Best Method for running expensive code every N milliseconds

I am working on a quadrocopter control library. I wish to have all of the quadrocopter functions happen 'in the background' so that the user doesn't have to manually update the quadrocopter in the loop(){} section of the code. Here is the goal:

Quadrotor quad;
void setup() {
quad.Init(length, mass, thrust, capacity);
//Anything else they want to initialize
}

void loop() {
//this section is clear
//they can do anything they want here
//and it won't impact quadrotor performance
}

I was able to get it working using timer interrupts every 10 milliseconds, but all serial communication failed once it was enabled. I am assuming that serial writes use interrupts, and interrupts are blocked during the handling of another. The main update code currently takes about 5-6 milliseconds to run, so there isn't a lot of leeway with the timing. I am willing to run it slightly less often, but probably no less than 50-60 times per second. There are also other methods that will be called about 5-10 times per second, and one that is called once per second.

Here are the requirements for a solution:

It must work with serial in and out! A software-based serial is acceptable, but ONLY if it is very fast! I have a 10hz GPS module that will send a lot of data through UART, plus two-way communication with a secondary processor.

It must run every N milliseconds regardless of whatever code the user puts in their loop(){} function. The interrupt idea solved this problem.

It must be transparent to the user. I want the user to initialize the quadrotor object, and then forget about it. They can access public methods on the quadrotor to get information and set parameters, but all of the crucial math must happen without them knowing. Quadrocopters are inherently unstable and will crash if the control methods aren't called.

I can post code if you want, but there is A LOT so far and I'm not even done! I'm open to any ideas that will work, and will try anything out as soon as it's suggested.

Thanks! -Eric

I'd look into having an interrupt service routine for your 10ms timer that re-enables interrupts when it runs, so the serial communication can still happen. Have a look at the "Nested Interrupts" section here:

http://www.nongnu.org/avr-libc/user-manual/group__avr__interrupts.html

If you re-enable interrupts in your every-10-milliseconds ISR you have to be very careful to get out of the ISR within 10ms else you will re-interrupt yourself and the code could get stuck this way. It would be better to disable the 10ms timer interrupt as soon as you enter the ISR, then re-enable it right before you exit.

-- The Rugged Motor Driver: two H-bridges, more power than an L298, fully protected

EricMiddleton:
I was able to get it working using timer interrupts every 10 milliseconds, but all serial communication failed once it was enabled. I am assuming that serial writes use interrupts, and interrupts are blocked during the handling of another.

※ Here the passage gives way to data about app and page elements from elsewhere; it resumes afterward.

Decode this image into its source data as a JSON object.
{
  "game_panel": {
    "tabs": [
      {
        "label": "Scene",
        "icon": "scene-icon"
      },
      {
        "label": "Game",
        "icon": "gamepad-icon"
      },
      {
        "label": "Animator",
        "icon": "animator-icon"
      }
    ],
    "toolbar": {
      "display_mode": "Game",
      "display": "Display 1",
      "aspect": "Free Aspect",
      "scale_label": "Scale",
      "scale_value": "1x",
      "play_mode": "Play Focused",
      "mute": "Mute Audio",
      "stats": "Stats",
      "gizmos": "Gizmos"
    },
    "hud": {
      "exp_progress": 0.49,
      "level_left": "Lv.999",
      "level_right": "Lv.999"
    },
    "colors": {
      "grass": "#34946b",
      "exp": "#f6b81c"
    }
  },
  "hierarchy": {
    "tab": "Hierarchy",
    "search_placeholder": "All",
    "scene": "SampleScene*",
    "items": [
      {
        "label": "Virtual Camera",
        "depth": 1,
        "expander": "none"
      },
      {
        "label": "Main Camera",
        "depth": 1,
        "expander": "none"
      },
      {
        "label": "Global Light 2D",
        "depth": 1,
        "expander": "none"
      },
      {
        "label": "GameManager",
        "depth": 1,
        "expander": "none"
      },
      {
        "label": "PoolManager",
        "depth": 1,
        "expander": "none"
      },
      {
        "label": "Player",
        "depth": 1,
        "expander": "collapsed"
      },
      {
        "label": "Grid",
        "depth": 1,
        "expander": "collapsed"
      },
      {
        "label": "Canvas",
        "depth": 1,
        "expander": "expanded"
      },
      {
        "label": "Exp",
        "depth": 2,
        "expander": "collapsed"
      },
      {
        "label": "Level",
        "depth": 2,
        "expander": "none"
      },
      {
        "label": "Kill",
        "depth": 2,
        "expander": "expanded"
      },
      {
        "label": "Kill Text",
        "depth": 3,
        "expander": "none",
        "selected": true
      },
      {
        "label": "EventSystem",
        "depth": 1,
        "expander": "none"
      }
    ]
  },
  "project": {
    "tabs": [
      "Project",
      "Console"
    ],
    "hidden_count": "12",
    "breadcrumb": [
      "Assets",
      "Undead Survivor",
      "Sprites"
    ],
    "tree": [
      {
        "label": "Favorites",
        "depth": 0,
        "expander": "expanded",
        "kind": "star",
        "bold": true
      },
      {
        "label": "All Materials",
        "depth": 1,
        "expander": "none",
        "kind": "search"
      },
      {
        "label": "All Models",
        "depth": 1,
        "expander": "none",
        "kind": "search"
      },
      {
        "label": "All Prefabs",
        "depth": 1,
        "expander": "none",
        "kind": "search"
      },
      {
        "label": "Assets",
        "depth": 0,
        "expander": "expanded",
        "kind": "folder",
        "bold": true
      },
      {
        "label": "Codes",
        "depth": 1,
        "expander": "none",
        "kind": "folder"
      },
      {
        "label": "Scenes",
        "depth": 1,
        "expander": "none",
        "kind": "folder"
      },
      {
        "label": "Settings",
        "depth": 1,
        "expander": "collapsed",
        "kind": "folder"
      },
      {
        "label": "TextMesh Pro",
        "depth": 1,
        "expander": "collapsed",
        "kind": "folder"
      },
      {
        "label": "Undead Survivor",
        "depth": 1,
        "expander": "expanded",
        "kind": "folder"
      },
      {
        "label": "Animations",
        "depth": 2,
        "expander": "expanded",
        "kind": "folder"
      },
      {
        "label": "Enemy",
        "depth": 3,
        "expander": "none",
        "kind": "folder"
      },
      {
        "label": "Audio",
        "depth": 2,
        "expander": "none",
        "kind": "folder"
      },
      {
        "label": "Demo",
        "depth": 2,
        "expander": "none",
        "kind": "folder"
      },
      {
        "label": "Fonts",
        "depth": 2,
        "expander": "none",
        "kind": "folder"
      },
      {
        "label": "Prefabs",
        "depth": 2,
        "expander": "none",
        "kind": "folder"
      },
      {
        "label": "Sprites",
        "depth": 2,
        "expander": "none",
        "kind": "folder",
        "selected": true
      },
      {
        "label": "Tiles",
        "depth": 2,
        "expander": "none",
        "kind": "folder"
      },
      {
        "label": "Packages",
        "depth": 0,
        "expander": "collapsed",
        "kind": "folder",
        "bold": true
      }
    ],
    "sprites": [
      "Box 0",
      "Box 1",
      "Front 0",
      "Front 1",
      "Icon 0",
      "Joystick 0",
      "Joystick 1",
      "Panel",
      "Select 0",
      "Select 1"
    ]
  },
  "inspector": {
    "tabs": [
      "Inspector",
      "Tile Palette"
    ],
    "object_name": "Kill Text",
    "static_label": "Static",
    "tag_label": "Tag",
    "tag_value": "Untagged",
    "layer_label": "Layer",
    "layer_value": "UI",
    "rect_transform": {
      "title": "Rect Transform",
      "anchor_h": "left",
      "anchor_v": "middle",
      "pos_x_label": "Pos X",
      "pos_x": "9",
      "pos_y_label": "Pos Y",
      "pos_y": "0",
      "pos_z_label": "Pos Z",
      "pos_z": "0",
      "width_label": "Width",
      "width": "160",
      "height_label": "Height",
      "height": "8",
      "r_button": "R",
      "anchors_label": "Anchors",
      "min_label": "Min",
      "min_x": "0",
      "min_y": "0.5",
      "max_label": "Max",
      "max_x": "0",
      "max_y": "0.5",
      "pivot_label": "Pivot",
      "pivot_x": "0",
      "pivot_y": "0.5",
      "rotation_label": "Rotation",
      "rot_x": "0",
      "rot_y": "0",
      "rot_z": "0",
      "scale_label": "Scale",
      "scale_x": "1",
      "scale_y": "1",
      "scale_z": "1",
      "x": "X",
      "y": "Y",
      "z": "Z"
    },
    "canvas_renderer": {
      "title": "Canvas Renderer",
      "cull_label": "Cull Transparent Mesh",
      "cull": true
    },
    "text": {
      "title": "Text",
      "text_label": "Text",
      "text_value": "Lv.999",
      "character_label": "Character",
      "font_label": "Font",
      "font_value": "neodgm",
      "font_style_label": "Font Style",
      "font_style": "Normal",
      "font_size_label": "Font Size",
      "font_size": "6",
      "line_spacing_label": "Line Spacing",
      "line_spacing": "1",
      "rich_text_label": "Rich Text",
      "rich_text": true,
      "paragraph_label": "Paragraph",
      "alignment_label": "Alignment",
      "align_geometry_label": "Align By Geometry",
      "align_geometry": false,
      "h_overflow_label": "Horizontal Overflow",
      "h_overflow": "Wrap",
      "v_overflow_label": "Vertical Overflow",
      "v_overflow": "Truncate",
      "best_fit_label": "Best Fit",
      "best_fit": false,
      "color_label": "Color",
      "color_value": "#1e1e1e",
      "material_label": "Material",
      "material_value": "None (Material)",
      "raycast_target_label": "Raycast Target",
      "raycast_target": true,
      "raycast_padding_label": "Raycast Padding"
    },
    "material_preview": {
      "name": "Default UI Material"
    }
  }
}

That’s true. However the interrupt merely lets it start another transfer. In other words, the interrupt is when the sending buffer is empty, and that lets the code put another byte into the buffer. I haven’t timed it, but I would guess around 10 to 20 uS.

A software-based serial is acceptable, but ONLY if it is very fast!

It won’t be, so you can forget that.

I’m inclined to agree with RuggedCircuits. You could conceivably re-enable interrupts in the timer ISR, but for safety turn off timer interrupts while you do so (the timer can be left running).

6 mS sounds a lot, make sure you are using minimal data sizes where possible (eg. byte instead of int, where practical). Maybe you can unwind loops, use table lookups, etc.

Also don’t overdo volatile variables. If the variable is only used in the interrupt, it doesn’t have to be volatile.

The interrupt takes a long time because I'm using a lot of floating point math, which is all emulated. I might eventually dabble with fixed point math, but I'll stick with the floating point for now.

I tried your suggestion of enabling all other interrupts in the handler, and it worked perfectly! Thank you very much!